Saved data entries
+ + + + + + +

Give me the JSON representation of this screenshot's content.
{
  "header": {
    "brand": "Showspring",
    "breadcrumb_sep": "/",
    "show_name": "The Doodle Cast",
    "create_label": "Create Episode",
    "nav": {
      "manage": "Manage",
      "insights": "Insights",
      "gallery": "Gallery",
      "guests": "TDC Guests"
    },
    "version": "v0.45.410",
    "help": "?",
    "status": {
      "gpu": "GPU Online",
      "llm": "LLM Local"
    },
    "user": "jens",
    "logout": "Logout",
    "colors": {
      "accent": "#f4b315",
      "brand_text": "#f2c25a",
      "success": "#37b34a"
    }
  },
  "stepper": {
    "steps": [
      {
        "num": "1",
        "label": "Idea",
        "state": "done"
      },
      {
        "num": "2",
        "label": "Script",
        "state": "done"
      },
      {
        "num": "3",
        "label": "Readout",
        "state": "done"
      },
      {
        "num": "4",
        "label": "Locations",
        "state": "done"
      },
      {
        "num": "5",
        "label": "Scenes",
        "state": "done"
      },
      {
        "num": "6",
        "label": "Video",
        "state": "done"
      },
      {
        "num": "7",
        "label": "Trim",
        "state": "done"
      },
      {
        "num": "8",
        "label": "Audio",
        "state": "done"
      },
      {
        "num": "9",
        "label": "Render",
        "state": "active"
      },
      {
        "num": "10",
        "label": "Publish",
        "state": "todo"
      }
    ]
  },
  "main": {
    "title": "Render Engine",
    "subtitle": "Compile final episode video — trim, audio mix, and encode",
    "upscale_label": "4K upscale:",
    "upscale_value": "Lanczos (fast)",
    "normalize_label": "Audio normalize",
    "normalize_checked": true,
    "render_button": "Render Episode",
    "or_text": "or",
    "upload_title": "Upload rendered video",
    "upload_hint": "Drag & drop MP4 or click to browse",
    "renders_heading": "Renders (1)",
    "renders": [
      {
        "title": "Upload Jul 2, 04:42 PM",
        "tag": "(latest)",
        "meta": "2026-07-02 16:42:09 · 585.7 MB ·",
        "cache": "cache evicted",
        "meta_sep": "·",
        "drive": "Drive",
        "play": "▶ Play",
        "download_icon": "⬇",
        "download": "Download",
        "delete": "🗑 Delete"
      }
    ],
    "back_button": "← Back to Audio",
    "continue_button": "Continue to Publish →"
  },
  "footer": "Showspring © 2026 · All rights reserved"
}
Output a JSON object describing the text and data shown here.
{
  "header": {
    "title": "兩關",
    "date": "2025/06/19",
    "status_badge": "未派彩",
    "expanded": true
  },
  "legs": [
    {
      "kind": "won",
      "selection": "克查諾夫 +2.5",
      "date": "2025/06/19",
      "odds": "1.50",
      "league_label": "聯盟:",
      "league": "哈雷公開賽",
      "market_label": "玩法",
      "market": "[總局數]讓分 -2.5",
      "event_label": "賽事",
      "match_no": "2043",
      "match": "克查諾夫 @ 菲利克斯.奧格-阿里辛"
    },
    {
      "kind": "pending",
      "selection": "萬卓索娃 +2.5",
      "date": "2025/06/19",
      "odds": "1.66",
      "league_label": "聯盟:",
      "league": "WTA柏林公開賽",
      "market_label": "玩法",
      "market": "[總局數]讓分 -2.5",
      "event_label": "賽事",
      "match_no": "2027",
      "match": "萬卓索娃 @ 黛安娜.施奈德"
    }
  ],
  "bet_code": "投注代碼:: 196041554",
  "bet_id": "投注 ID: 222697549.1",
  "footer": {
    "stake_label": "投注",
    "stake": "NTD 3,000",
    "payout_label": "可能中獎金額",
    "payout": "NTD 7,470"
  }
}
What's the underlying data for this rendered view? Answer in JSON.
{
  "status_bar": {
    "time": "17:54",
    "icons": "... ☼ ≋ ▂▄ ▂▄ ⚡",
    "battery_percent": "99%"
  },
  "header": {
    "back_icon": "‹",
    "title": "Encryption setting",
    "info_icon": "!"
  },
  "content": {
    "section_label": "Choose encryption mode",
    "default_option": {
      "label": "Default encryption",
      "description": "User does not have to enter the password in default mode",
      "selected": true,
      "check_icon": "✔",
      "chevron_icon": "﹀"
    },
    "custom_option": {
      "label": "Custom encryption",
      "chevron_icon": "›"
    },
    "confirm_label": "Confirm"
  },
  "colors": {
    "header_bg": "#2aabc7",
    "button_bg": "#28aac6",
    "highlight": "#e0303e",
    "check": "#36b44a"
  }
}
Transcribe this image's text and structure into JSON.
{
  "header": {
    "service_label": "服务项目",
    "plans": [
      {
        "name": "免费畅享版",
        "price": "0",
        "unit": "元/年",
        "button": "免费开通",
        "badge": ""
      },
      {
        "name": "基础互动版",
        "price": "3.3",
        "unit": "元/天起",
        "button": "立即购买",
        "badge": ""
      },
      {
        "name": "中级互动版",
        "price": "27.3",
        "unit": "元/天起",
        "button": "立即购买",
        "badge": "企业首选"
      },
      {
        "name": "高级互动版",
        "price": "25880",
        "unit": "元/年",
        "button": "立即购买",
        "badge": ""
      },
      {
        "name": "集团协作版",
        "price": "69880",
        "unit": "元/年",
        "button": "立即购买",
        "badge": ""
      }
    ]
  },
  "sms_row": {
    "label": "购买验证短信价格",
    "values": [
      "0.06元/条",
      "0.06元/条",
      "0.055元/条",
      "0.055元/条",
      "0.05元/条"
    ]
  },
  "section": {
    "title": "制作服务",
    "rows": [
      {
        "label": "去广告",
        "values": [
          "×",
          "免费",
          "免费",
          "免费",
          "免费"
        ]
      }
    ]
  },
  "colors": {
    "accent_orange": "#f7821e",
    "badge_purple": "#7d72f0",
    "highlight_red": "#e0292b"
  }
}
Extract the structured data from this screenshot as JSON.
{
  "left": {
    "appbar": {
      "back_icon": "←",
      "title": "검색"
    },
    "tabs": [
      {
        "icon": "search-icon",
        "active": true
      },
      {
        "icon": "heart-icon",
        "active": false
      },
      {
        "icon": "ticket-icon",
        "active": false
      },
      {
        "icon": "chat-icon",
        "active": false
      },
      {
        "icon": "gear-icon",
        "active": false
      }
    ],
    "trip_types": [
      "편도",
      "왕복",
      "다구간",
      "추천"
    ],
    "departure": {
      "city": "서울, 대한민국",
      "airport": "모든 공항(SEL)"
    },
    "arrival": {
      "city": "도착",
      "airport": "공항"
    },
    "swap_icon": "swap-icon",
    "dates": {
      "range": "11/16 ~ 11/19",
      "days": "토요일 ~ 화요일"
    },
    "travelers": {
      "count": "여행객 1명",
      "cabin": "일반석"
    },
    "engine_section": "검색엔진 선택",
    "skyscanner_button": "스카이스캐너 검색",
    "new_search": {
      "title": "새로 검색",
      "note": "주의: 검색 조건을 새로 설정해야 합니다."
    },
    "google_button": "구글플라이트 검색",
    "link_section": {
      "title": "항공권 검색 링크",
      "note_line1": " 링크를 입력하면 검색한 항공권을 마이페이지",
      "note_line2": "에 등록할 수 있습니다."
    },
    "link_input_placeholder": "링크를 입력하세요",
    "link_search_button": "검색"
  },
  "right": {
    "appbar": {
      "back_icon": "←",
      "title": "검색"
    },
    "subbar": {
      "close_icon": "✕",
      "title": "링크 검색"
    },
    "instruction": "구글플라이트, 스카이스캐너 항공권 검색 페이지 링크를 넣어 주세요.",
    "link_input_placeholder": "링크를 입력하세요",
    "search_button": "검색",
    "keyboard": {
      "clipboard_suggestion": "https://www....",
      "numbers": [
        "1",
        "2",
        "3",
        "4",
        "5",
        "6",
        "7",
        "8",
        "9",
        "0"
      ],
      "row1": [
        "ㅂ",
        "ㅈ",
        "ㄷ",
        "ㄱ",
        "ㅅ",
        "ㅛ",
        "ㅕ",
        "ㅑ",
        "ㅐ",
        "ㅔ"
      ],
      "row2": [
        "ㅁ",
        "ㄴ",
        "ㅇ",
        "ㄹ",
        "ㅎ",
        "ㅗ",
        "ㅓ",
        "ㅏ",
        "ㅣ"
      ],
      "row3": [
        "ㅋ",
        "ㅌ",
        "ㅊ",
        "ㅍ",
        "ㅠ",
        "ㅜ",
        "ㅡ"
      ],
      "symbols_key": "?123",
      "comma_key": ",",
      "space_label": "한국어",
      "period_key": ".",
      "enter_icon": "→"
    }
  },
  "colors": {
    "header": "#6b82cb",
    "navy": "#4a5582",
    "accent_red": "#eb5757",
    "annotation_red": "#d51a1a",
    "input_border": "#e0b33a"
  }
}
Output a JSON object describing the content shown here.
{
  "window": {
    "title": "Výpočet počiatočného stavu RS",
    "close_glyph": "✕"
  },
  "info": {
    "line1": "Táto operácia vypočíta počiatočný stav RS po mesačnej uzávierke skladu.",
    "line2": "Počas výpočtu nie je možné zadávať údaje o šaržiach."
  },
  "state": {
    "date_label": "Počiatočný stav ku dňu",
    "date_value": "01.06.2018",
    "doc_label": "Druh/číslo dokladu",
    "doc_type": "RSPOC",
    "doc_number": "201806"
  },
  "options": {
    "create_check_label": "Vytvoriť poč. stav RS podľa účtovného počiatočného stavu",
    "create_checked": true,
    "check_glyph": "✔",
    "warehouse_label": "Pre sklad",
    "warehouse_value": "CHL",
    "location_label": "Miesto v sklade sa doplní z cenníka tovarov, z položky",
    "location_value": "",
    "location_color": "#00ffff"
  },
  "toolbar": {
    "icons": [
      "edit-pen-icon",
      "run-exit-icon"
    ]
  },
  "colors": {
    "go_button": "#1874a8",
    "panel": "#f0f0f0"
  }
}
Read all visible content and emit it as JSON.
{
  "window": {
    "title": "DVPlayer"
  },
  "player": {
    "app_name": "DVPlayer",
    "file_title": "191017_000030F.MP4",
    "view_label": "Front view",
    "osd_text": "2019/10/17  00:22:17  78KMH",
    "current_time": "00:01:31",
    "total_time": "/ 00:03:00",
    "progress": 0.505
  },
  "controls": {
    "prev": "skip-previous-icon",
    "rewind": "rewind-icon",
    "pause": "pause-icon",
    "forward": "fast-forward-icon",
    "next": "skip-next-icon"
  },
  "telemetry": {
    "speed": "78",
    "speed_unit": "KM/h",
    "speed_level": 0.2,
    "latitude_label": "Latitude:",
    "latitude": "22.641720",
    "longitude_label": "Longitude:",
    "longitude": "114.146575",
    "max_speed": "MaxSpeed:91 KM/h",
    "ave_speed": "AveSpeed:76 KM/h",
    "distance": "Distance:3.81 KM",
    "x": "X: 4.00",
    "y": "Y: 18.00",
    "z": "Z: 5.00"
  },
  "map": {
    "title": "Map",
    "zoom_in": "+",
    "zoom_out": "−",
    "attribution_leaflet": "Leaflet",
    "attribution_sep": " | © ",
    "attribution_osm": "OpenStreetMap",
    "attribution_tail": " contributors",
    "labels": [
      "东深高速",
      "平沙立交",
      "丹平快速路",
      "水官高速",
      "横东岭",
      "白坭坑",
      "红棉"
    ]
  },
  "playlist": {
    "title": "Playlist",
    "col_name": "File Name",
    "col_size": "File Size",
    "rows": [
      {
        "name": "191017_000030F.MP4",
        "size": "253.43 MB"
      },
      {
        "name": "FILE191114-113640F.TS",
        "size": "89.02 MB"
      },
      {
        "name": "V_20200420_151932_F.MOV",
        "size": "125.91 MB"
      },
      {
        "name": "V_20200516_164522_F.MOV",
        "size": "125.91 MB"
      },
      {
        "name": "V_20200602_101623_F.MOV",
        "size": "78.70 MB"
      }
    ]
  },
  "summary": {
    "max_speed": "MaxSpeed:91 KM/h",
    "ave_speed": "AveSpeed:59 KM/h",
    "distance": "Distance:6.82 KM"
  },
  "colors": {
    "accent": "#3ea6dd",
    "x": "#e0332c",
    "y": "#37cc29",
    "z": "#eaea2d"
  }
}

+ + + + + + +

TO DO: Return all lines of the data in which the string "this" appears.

RESPONSE TO THE TASK:
Give me the JSON representation of this screenshot's content.
What's the underlying data for this rendered view? Answer in JSON.
Transcribe this image's text and structure into JSON.
Extract the structured data from this screenshot as JSON.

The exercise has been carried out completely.